Items from an interface collection
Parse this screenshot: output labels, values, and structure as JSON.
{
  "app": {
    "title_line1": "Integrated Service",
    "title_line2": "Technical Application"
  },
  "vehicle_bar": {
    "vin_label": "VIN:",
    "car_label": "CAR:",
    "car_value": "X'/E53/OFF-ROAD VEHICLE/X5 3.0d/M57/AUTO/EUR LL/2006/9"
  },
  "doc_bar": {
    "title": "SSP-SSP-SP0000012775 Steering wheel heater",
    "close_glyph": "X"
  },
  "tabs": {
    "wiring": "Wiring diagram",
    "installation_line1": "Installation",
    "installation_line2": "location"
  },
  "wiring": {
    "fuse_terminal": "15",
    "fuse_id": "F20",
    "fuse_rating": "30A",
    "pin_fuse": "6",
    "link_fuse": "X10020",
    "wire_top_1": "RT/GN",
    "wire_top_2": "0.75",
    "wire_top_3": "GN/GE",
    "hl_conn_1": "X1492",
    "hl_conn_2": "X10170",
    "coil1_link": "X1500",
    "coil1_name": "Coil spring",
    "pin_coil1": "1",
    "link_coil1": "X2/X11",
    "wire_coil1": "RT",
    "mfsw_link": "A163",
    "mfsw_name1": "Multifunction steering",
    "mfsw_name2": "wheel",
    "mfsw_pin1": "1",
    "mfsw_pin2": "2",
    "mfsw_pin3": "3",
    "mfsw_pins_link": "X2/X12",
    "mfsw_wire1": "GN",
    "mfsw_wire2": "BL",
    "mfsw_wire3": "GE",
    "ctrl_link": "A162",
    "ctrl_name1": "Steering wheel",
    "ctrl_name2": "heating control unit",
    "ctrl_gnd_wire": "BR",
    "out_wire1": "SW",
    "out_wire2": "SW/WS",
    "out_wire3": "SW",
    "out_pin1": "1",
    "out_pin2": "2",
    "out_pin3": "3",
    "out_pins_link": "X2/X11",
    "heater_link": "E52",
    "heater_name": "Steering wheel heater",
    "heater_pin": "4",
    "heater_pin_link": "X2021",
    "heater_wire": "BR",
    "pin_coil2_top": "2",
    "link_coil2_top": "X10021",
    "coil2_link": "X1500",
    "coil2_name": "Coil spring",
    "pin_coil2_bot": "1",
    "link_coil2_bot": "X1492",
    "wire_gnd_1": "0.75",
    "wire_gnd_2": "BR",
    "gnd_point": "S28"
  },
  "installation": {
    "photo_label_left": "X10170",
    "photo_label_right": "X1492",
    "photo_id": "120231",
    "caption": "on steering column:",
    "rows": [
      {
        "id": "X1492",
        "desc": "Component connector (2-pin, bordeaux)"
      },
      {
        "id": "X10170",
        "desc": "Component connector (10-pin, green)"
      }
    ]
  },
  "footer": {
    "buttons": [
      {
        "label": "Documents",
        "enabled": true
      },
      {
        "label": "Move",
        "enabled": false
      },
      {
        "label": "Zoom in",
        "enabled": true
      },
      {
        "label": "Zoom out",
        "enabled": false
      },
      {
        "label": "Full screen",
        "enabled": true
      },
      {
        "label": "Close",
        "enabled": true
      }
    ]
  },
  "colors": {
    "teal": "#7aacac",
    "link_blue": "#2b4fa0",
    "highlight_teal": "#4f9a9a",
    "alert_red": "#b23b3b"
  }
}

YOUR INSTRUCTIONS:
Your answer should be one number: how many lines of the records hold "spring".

ANSWER TO THE EXERCISE:
2